PROVIDED DATA -

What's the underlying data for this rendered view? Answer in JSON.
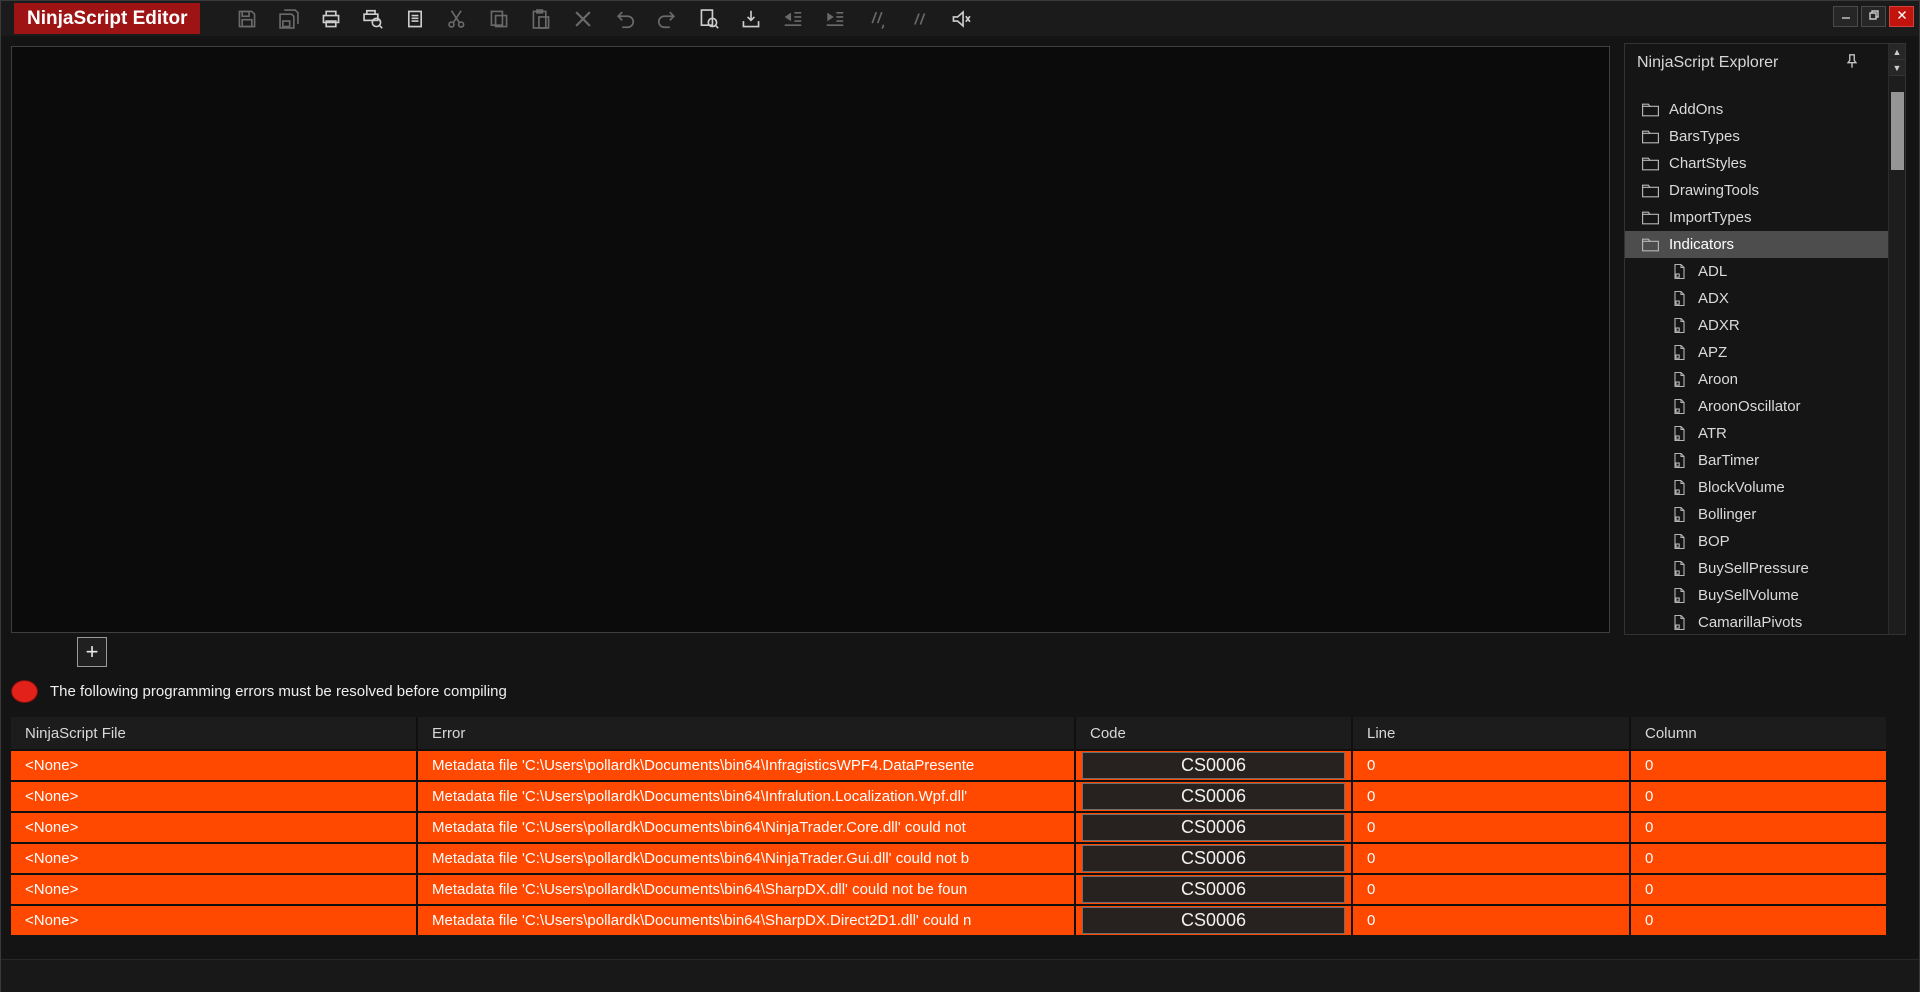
{
  "window": {
    "title": "NinjaScript Editor"
  },
  "toolbar": {
    "icons": [
      {
        "name": "save-icon",
        "enabled": false
      },
      {
        "name": "save-all-icon",
        "enabled": false
      },
      {
        "name": "print-icon",
        "enabled": true
      },
      {
        "name": "print-preview-icon",
        "enabled": true
      },
      {
        "name": "document-icon",
        "enabled": true
      },
      {
        "name": "cut-icon",
        "enabled": false
      },
      {
        "name": "copy-icon",
        "enabled": false
      },
      {
        "name": "paste-icon",
        "enabled": false
      },
      {
        "name": "delete-icon",
        "enabled": false
      },
      {
        "name": "undo-icon",
        "enabled": false
      },
      {
        "name": "redo-icon",
        "enabled": false
      },
      {
        "name": "find-icon",
        "enabled": true
      },
      {
        "name": "import-icon",
        "enabled": true
      },
      {
        "name": "outdent-icon",
        "enabled": false
      },
      {
        "name": "indent-icon",
        "enabled": false
      },
      {
        "name": "comment-icon",
        "enabled": false
      },
      {
        "name": "uncomment-icon",
        "enabled": false
      },
      {
        "name": "speaker-mute-icon",
        "enabled": true
      }
    ]
  },
  "icons": {
    "scroll_up": "▲",
    "scroll_down": "▼"
  },
  "tabs": {
    "add_label": "+"
  },
  "explorer": {
    "title": "NinjaScript Explorer",
    "folders": [
      "AddOns",
      "BarsTypes",
      "ChartStyles",
      "DrawingTools",
      "ImportTypes",
      "Indicators"
    ],
    "selected_folder": "Indicators",
    "files": [
      "ADL",
      "ADX",
      "ADXR",
      "APZ",
      "Aroon",
      "AroonOscillator",
      "ATR",
      "BarTimer",
      "BlockVolume",
      "Bollinger",
      "BOP",
      "BuySellPressure",
      "BuySellVolume",
      "CamarillaPivots"
    ]
  },
  "errors": {
    "banner": "The following programming errors must be resolved before compiling",
    "columns": [
      "NinjaScript File",
      "Error",
      "Code",
      "Line",
      "Column"
    ],
    "rows": [
      {
        "file": "<None>",
        "error": "Metadata file 'C:\\Users\\pollardk\\Documents\\bin64\\InfragisticsWPF4.DataPresente",
        "code": "CS0006",
        "line": "0",
        "column": "0"
      },
      {
        "file": "<None>",
        "error": "Metadata file 'C:\\Users\\pollardk\\Documents\\bin64\\Infralution.Localization.Wpf.dll'",
        "code": "CS0006",
        "line": "0",
        "column": "0"
      },
      {
        "file": "<None>",
        "error": "Metadata file 'C:\\Users\\pollardk\\Documents\\bin64\\NinjaTrader.Core.dll' could not",
        "code": "CS0006",
        "line": "0",
        "column": "0"
      },
      {
        "file": "<None>",
        "error": "Metadata file 'C:\\Users\\pollardk\\Documents\\bin64\\NinjaTrader.Gui.dll' could not b",
        "code": "CS0006",
        "line": "0",
        "column": "0"
      },
      {
        "file": "<None>",
        "error": "Metadata file 'C:\\Users\\pollardk\\Documents\\bin64\\SharpDX.dll' could not be foun",
        "code": "CS0006",
        "line": "0",
        "column": "0"
      },
      {
        "file": "<None>",
        "error": "Metadata file 'C:\\Users\\pollardk\\Documents\\bin64\\SharpDX.Direct2D1.dll' could n",
        "code": "CS0006",
        "line": "0",
        "column": "0"
      }
    ]
  },
  "colors": {
    "error_row": "#ff4800",
    "title_badge": "#9e1414",
    "banner_dot": "#e2211a"
  }
}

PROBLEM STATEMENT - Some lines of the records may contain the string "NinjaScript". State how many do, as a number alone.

RESPONSE TO THE TASK - 3